Sporting events can create a sense of normalcy and will be important in the long run. But for now, it appears that many players will have to deal with games void of energy. Fans will have to accept that the games are for entertainment and not an experience.

 

Those involved in organizing these events will have to take the leadership for staff, guests, athletes, conferences etc. as these restrictions grow.

 

As questions come up for events, if they should be held or not, and how to manage once decisions are made , R3c is there to assist in COVID-19 analysis, planning and assistance through our crisis management services and executive or athlete support by elevating performance.

 

Check in with us on Active Front Lines each day for a new update.

 

For those organizations that have additional questions or are in need of support, please contact the R3c Response Center Disruptive Event Hotline at 1-888-736-0911 x1.

 

 

3/6/2020 Update

Hong Kong – Are masks becoming as valuable as jewelry for criminals?

At 7 AM EST on 3/6/20, Hong Kong has reported 106 cases of COVID-19, up 2 from yesterday and the numbers have been slowly increasing. Hong Kong currently reports having 125 in the hospital due to the virus and they are operating 4 quarantine centers.

 

Hong Kong has also seen political unrest and targeted criminal activity that was directed at inbound transportation and COVID-19 quarantine locations. But are masks the new gold?

 

Masks are in short supply all over the world. Countries will not export them and therefore each country is trying to produce as many as possible. In some locations, the daily production rates are published.

 

Now criminals have gotten into the mask industry. Some are producing fake masks and there are multiple different types of sales scams online. But most concerning is the increase hospital break-ins.

 

Hong Kong, France, Japan and the United States have reported thefts of thousands of masks. Some are targeting storage areas and some just run into the emergency room, grab masks and run out.

 

As businesses are forced to reduce hours or close and as new items are beginning to have value beyond their price, security needs change. R3c is there to assist in COVID-19 analysis, planning and assistance through our protective services.

 

To manage these effects organizations, need to be prepared for behavioral changes.
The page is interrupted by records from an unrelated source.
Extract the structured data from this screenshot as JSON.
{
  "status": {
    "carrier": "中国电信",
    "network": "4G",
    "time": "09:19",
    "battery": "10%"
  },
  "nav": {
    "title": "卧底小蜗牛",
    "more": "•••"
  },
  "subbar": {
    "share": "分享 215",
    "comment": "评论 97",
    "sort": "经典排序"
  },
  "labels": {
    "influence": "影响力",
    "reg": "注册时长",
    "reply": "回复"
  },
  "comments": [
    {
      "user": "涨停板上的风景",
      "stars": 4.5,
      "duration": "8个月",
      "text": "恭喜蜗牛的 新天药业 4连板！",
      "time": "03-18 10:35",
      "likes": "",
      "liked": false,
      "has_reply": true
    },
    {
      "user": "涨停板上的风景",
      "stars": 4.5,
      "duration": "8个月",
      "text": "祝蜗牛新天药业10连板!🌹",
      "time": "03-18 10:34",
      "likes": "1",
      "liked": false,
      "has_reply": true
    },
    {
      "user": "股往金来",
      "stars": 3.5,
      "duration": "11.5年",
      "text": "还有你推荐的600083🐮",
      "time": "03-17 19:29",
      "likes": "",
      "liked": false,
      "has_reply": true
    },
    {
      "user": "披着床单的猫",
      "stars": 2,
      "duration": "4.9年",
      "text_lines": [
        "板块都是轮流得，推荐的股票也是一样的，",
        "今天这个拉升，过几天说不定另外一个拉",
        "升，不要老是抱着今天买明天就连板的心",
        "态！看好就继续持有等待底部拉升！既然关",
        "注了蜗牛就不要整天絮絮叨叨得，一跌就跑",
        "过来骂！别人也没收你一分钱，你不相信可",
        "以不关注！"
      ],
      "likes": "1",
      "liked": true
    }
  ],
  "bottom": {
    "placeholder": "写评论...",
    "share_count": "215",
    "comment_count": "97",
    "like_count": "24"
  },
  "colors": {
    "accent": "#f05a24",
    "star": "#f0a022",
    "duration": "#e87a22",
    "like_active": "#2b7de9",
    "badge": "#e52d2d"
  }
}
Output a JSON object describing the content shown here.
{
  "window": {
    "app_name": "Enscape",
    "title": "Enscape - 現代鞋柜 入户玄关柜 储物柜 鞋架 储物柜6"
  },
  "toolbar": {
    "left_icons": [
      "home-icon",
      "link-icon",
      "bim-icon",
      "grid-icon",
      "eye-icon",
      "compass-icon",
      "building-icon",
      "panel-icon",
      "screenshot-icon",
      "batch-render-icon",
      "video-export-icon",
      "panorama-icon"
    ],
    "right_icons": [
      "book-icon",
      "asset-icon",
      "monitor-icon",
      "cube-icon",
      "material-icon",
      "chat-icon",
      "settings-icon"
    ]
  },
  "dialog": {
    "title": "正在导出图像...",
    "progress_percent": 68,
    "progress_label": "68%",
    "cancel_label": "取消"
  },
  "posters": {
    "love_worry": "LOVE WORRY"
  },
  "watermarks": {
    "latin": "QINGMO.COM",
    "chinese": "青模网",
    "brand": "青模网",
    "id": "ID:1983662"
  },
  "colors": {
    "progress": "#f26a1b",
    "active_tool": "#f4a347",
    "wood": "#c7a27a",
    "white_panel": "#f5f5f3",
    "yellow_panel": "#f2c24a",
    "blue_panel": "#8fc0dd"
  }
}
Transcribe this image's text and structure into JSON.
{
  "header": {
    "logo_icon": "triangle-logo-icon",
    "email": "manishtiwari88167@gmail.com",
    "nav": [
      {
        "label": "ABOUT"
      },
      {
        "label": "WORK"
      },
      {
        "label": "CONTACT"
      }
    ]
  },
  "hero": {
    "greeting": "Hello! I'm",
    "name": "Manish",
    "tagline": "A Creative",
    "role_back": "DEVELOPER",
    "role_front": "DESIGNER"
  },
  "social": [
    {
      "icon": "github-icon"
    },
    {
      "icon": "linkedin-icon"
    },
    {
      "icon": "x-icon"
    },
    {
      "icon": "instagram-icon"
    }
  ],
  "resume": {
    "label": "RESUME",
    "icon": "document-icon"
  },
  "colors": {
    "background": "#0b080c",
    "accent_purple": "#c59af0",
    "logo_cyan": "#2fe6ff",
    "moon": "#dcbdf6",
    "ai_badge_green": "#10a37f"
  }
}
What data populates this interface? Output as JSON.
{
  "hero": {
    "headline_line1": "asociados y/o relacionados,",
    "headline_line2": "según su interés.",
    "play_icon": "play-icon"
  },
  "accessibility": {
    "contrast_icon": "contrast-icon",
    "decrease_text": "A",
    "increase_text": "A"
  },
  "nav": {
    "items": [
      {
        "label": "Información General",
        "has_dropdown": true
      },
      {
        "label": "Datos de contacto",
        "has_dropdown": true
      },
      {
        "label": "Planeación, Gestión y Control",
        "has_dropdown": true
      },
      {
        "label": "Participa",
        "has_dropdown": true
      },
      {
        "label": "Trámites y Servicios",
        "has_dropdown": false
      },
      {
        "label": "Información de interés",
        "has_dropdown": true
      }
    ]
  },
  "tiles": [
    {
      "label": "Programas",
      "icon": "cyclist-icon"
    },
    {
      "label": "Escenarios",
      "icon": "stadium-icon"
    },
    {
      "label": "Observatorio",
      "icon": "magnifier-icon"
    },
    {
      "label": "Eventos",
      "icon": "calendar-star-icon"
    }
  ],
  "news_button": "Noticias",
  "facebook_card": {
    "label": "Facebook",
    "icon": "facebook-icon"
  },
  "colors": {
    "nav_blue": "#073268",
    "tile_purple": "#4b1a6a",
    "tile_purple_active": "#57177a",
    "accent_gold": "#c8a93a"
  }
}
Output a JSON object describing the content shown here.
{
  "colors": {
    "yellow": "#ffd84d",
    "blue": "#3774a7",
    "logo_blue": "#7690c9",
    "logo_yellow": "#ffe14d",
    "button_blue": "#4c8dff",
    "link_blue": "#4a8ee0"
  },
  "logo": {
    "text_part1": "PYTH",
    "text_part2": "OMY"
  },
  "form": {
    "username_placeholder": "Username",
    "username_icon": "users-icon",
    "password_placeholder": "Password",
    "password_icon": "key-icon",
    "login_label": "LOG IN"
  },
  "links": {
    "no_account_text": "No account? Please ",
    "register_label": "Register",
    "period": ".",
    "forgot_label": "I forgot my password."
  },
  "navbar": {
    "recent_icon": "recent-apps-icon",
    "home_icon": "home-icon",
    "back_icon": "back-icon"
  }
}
R3c is there to assist in COVID-19 analysis, planning and assistance through our crisis management services.

 

For those organizations that have additional questions or are in need of support, please contact the R3c Response Center Disruptive Event Hotline at 1-888-736-0911 x1.

 

 

3/5/2020 Update

France – Concerns are causing antibacterial gel to be treated like gas.

At 8 AM EST on 3/5/20 France has reported 285 cases of COVID-19, up from 212 yesterday and the numbers have been increasing each day over the last week. The country has raised its alert level to 2 and is working to fund its hospitals.

 

Stage 2 for France is described as the virus circulating in the country but that there are still identifiable chains of transmission. About 75% of cases in the country so far have been identified through contact tracing.

 

All indications are that the new infections continue to accelerate. Internet searches for information on coronavirus is at an all-time high. These two indicators combined have resulted in signs of panic buying.

 

One of the items sought after is hand sanitizer and prices have surged. Some countries like South Korea are even shifting alcohol use for consumption and making hand sanitizer. France is now stepping in and declaring that antibacterial gel is a controlled item and price is determined by the government.

 

This normally occurs in situations like a hurricane when gas prices are capped. However, the French Finance Minister is using the same methodology for sanitizer to keep it affordable.

 

All around the world, even online retailers are sold out. Until supply can meet the current demand, the idea of what may be a controlled item in a disaster is changing.

 

For additional leadership resources visit:

Supporting Employees and Organization Operations During an Epidemic

Coronavirus: Leadership Tips – Managing Fear While Encouraging Hope